Like the U.K., the U.S. has also seen a post-Covid pop in immigration. In a total population of approximately 332 million, the U.S. is home to 44.7 million people that were not born here.
Six Facts: The U.S. Foreign-Born Population
1. Why are people here?
Between 2021 and 2022 immigration rebounded from a Covid-19 slump. During 2022, migration added more than one million people to the population.
You can see that the largest numbers of immigrants are here to work and to study:
2. Where did immigrants come from?
Dominated by Mexico, Central America, and Asia, the U.S. immigrant population has many fewer people from Africa and Europe:
3. How old are foreign-born people in the United States?
Whereas the age distribution of people born in the U.S. is pretty equal, for immigrants, it’s 25 to 54:
4. Where do immigrants work?
Shown by the scale under the graph, more immigrants have lower wages. However, as we saw in a recent econlife post, as entrepreneurs, immigrants tend also to be job creators and innovators:
5. How do immigrants impact the economy?
Immigrants are an economic asset:
6. How do immigrants affect the federal budget?
Foreign born individual pay taxes and have access to federal programs.

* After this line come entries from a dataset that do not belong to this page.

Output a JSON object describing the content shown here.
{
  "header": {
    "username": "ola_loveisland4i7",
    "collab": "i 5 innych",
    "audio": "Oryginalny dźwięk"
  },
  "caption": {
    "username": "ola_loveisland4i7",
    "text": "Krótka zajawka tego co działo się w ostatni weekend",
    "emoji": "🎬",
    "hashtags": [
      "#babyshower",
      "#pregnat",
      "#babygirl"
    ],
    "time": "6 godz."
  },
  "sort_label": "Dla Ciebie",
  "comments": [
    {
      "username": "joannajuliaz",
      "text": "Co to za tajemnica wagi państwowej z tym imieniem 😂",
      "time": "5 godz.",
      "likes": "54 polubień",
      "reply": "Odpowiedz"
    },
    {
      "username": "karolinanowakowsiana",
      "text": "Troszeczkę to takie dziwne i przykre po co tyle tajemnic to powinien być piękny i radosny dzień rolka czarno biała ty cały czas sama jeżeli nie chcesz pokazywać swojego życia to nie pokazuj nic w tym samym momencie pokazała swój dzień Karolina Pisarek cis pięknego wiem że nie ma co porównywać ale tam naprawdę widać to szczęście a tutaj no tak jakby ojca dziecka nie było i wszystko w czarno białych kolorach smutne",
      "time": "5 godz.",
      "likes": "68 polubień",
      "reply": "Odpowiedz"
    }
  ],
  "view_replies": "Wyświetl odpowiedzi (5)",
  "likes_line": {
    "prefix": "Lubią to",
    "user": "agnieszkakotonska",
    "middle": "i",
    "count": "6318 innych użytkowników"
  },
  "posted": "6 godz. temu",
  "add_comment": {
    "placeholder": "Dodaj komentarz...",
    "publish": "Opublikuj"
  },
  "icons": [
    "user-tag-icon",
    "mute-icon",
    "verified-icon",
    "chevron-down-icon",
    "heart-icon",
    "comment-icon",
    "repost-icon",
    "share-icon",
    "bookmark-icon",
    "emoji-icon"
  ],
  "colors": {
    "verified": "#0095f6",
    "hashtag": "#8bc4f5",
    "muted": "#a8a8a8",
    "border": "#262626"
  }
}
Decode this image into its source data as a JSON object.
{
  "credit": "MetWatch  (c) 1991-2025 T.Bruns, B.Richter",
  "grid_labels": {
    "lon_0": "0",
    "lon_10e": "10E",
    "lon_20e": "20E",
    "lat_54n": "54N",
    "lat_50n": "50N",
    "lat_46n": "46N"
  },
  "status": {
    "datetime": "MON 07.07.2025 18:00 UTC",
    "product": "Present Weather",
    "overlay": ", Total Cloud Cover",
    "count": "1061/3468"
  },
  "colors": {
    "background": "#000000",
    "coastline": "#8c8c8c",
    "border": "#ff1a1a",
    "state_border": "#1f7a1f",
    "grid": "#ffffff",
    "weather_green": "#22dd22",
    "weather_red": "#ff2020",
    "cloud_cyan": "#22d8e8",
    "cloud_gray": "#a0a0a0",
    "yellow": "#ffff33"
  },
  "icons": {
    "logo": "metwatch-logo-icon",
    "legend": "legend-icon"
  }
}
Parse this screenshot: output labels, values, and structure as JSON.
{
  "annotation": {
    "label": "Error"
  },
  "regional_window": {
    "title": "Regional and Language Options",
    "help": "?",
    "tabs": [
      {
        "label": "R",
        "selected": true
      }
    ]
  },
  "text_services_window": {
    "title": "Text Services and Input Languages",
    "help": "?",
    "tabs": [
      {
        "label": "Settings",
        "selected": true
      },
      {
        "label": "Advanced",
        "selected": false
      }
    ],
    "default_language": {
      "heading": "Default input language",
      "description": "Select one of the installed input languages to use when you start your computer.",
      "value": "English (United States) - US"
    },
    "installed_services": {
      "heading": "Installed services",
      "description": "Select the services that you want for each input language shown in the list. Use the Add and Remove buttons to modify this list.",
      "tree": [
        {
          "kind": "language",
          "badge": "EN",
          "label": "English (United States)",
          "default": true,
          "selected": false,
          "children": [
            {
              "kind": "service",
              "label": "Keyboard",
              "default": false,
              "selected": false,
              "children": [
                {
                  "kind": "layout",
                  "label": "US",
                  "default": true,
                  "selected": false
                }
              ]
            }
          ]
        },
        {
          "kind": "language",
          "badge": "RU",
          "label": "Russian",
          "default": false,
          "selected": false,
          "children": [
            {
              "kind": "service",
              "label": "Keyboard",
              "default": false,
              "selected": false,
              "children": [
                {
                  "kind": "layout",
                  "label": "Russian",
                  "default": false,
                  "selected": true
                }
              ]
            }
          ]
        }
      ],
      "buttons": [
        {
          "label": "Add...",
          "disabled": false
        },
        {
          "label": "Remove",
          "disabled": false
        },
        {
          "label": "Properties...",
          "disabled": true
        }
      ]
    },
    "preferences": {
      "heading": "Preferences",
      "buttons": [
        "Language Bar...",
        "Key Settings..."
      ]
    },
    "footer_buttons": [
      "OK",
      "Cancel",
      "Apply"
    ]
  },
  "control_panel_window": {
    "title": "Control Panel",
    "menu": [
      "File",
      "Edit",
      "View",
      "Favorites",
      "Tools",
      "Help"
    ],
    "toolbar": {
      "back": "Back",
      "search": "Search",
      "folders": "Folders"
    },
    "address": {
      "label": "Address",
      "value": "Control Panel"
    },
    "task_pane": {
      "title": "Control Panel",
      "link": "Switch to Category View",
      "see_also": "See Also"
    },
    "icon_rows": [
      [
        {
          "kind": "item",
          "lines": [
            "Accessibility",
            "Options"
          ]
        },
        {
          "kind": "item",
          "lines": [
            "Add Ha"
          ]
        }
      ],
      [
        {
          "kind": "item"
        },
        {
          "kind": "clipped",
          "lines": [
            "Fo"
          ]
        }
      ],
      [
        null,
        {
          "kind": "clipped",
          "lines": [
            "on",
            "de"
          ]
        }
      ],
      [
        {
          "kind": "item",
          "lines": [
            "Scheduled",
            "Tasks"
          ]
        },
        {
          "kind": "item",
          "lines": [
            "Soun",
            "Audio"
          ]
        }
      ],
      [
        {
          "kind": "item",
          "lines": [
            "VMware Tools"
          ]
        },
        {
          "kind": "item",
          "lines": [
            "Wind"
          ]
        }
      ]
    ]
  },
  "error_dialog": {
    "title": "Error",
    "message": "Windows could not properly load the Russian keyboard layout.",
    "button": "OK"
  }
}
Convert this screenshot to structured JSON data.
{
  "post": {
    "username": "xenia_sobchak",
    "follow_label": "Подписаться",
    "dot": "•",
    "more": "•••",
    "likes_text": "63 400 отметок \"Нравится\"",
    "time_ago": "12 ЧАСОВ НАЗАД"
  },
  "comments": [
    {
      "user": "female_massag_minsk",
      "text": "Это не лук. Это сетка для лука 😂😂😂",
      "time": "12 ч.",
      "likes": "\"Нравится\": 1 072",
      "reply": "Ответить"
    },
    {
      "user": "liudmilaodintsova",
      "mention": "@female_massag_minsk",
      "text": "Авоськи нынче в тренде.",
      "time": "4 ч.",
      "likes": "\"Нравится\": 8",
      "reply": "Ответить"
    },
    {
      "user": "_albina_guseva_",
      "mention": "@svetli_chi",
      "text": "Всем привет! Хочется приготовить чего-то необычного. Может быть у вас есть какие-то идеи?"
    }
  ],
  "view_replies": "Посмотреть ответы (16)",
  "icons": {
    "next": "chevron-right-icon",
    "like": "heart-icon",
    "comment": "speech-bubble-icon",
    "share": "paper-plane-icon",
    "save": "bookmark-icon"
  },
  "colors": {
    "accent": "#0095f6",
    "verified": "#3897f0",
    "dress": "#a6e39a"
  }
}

Simplifying considerable data, the CBO summarized the tax situation.”
The CBO also had a summary of the foreign-born population with access to federal programs:
Our Bottom Line: Human Capital
Our six facts all add up to human capital.
As one of three factors of production, capital is physical and human. We all are familiar with the buildings and tools and inventories that compose our physical capital. Harder to see, our human capital also fills a “structure.” However, that container is you and me. And, just like we can increase productivity when we add to our physical capital, the same is true for adding to the knowledge that composes our human capital.
Our facts on immigrants display the human capital they bring to their new homes.
My sources and more: In addition to the NBER paper we looked at last week, Pew and Axios had more. Predictably, the Census Bureau was also helpful. However, when I discovered this CBO study, I was elated.